by Team Henné <3 / 4.11.24

How Cosmetic Brands Deceive You With Ingredients (and 3 Ways to Spot It)

When you take great care in selecting products with beneficial ingredients, it might come as a shock to learn that many brands use those same ingredients to deceive you. You deserve to get your money’s worth, and as a beauty brand and cosmetic manufacturer, we have insider info to clue you into these shady practices.

Unfortunately, many brands deceptively use a proprietary blend (a mashup of ingredients) with a single purpose in mind: To get a long list of luxury ingredients on their labels...and fool you into paying for it. Sometimes only a single drop of this proprietary blend is used in a 500-gallon batch.

Not really what you signed up for, right? It's not always easy to detect, but you can often spot this practice by having a look at the ingredients label.

Here are three things to look for:

Vitamin E

A great starting point would be vitamin E oil, which is widely used in cosmetics to prevent oxidation and increase shelf life. The words to look for are "tocopherol" (natural vitamin E) and "tocopheryl acetate" (synthetic vitamin E).

Since we know (and now you know!) that vitamin E oil usually makes up less than 1% of a product, we can accurately assume that ingredients showing up after vitamin E oil on the ingredient list also make up less than 1% of the product. Are the key ingredients in that fancy product of yours showing up behind tocopherol vitamin E? Fool me once...

Essential Oils

Another clue to look for is any essential oil. While essential oils are wonderful additions to beauty products (who doesn’t enjoy a hint of their favorite scent), be aware of where they show up on the ingredients label. Similar to vitamin E oil, they individually make up only a fraction of the total product, so any ingredients that are listed further down will make up even less.

Don't know where to start? Here are some of the more common essential oils and how they would show up on the ingredients label: Lavandula Angustifolia (Lavender) Oil, Eucalyptus Globulus (Eucalyptus) Oil, Citrus Sinensis (Orange) Oil, and Melaleuca Alternifolia (Tea Tree) Oil.

Excessive Ingredients Lists

When a product doesn't contain any easy-to-spot markers on its ingredients list, an excessively long ingredients list is a red flag to be aware of.

When it comes to ingredient lists, more doesn’t mean better. Don’t get fooled into thinking all those ingredients are aiding your beauty routine – many of them are added to the product in minuscule amounts.

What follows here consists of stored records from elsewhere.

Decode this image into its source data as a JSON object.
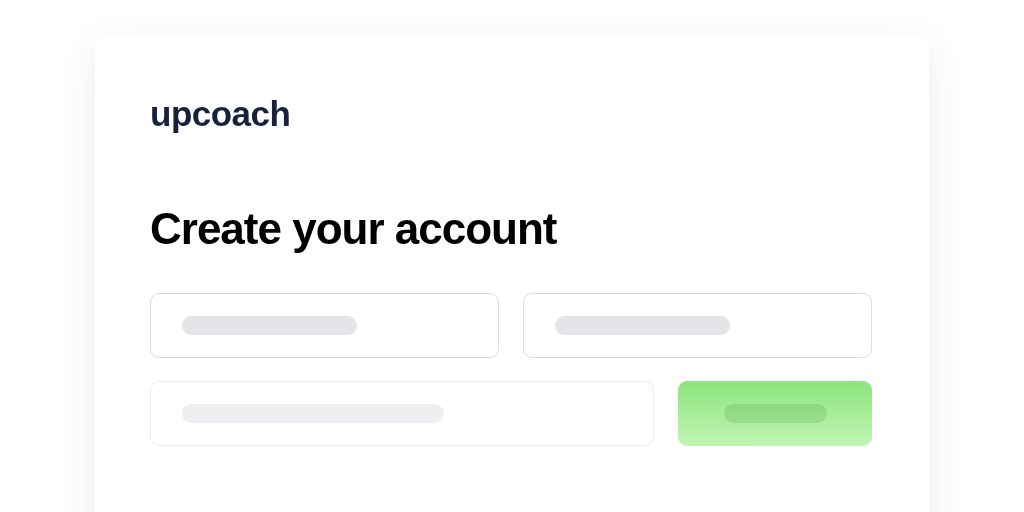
{
  "logo": "upcoach",
  "heading": "Create your account",
  "form_rows": [
    {
      "items": [
        {
          "kind": "field"
        },
        {
          "kind": "field"
        }
      ]
    },
    {
      "items": [
        {
          "kind": "field"
        },
        {
          "kind": "button"
        }
      ]
    }
  ]
}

And with lengthy lists come the risk of irritating skin.

Key Ingredients to Avoid in Skincare

Don’t get wrapped up in the buzz of hyped-up ingredients lists. Now that you know how to spot deceptive label practices, you know that the key ingredients to look out for in skincare are...the ones that are not really there in the first place. Learn more about how we at Henné stay transparent with our own ingredients and process: